Humidity levels will drop Saturday into Sunday, while showers and spotty drenching storms shift to the south.
As the dry air takes hold, cloud cover will retreat to the south as well.
Sunday is shaping up to be the better half of the weekend for outdoor plans with more sunshine than clouds.
Baseball fans headed to watch the Yankees host the White Sox at Yankees Stadium Sunday afternoon will definitely want to wear sunscreen and take other sun protection measures.
Temperatures are forecast to remain below average through the weekend with highs most days in the 70s. Temperatures typically range from a low of 67 F to a high of 82 F.
During next week, there are signs of some warmer weather for a few days. Temperatures may climb well into the 80s.
AccuWeather meteorologists will also be monitoring the formation of Tropical Storm Cristobal in the southwestern Atlantic this weekend, which could kick up rough surf at the beaches next week.
Tropical activity usually ramps up late in August. September is typically the most active month in terms of tropical storms and hurricanes in the Atlantic Basin.
Unsettled weather for the extended Labor Day weekend will be across the Southeast, Upper Midwest, northern Rockies and the Four Corners.
The combination of moisture from Erika and a non-tropical system will drench areas from Florida to the South Carolina coast through the middle of the week.
A stormy weather pattern will prevail through September across much of southern South America.

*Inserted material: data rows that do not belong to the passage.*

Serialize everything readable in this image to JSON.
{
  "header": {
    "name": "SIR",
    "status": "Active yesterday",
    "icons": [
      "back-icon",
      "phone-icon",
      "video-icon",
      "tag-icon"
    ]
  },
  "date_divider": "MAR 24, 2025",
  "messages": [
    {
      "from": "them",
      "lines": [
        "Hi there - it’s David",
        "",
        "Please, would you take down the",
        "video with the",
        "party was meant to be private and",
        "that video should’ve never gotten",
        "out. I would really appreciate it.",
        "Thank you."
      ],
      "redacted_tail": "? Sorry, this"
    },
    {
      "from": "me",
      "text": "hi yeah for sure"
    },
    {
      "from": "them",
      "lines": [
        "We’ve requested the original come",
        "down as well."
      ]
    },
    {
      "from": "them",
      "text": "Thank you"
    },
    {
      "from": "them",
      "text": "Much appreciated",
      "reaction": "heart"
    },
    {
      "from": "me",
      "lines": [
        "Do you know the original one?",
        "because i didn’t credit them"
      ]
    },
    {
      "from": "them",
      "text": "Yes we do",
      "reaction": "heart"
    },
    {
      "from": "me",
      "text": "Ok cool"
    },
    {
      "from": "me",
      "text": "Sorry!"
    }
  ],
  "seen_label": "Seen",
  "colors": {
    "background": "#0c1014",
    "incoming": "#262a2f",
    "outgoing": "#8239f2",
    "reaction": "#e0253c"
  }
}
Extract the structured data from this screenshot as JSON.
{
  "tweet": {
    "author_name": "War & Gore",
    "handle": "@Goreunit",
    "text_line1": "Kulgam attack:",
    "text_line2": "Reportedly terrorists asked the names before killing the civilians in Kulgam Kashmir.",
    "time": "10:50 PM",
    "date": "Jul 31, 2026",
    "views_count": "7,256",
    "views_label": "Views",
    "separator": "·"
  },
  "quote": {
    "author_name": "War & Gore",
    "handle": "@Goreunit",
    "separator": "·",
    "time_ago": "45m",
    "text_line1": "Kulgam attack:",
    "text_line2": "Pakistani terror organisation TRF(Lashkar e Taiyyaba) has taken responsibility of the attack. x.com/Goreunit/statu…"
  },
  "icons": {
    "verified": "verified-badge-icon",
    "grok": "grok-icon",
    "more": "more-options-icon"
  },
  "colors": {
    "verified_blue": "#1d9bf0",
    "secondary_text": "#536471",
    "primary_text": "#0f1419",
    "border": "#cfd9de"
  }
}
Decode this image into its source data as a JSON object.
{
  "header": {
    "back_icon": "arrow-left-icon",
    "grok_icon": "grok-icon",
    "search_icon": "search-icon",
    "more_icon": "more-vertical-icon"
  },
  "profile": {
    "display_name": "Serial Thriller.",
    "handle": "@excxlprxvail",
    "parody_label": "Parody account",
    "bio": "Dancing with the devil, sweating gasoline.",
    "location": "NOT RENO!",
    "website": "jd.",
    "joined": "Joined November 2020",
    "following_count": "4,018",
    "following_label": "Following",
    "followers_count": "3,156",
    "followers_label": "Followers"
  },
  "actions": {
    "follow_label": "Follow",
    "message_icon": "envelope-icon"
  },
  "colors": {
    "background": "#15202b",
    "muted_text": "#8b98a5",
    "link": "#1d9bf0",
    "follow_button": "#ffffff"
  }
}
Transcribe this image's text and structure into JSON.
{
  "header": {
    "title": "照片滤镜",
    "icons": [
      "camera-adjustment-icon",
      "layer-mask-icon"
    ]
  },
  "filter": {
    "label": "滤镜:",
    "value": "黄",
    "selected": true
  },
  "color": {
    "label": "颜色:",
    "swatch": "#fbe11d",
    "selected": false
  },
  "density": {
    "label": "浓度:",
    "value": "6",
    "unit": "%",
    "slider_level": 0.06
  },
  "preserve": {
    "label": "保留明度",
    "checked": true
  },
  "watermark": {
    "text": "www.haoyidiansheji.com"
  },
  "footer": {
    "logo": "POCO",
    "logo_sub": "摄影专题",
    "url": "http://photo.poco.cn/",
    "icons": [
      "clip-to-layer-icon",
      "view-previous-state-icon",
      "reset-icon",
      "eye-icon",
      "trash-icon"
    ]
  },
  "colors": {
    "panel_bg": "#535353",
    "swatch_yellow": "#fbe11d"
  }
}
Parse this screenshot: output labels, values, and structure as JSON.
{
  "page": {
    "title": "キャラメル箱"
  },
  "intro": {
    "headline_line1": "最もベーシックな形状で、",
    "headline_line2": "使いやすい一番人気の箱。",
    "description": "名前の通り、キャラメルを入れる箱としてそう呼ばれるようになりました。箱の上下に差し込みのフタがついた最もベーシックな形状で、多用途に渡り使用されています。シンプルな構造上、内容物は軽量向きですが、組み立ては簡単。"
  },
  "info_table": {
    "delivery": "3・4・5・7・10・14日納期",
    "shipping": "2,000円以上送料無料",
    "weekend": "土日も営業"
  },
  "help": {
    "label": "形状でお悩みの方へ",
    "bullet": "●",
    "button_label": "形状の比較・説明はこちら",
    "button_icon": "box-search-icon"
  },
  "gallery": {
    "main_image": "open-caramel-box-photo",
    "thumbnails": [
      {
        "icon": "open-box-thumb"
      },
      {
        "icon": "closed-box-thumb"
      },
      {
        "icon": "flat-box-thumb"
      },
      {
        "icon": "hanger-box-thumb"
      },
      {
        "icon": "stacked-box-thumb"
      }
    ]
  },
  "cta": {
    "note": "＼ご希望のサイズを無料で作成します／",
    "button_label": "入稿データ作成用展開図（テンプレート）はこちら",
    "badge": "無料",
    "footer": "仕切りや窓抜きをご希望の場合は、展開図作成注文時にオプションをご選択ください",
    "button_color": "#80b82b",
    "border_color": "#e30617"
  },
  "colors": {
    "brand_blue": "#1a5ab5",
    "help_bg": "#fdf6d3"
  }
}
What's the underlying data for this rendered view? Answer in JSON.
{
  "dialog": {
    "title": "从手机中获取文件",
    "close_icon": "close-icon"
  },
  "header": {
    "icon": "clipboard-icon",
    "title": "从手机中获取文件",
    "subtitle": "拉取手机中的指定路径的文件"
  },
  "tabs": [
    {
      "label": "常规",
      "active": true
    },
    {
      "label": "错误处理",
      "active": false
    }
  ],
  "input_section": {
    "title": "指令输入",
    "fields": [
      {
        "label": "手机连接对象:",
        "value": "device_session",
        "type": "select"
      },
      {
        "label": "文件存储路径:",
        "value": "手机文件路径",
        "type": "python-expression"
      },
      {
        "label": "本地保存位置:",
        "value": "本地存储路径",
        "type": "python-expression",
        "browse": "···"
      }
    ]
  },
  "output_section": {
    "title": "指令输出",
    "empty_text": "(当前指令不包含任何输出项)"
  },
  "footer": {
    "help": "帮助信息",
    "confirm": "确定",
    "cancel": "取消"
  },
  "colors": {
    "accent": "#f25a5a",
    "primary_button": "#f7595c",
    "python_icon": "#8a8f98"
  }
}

While lulls in tropical activity in the Atlantic will continue, a rapid end to the hurricane season in September does not always occur during an El Niño.
Tropical Depression 14-E is several hundred miles southwest of Mexico and is expected to strengthen slowly into a tropical storm.
Heat will be erased by an autumnlike air mass across parts of northern Europe.
Mecca, CA (1950)
126 degrees - highest ever for U.S. in Sept.
East Coast (1775)
Matecumbe Key, FL (1935)
Labor Day Hurricane hit Florida. Pressure at Matecumbe Key dipped to 26.35"/892.3 mb. Most intense hurricane ever to hit the U.S. with 200-mph wind. Tide of 15 feet; 408 dead.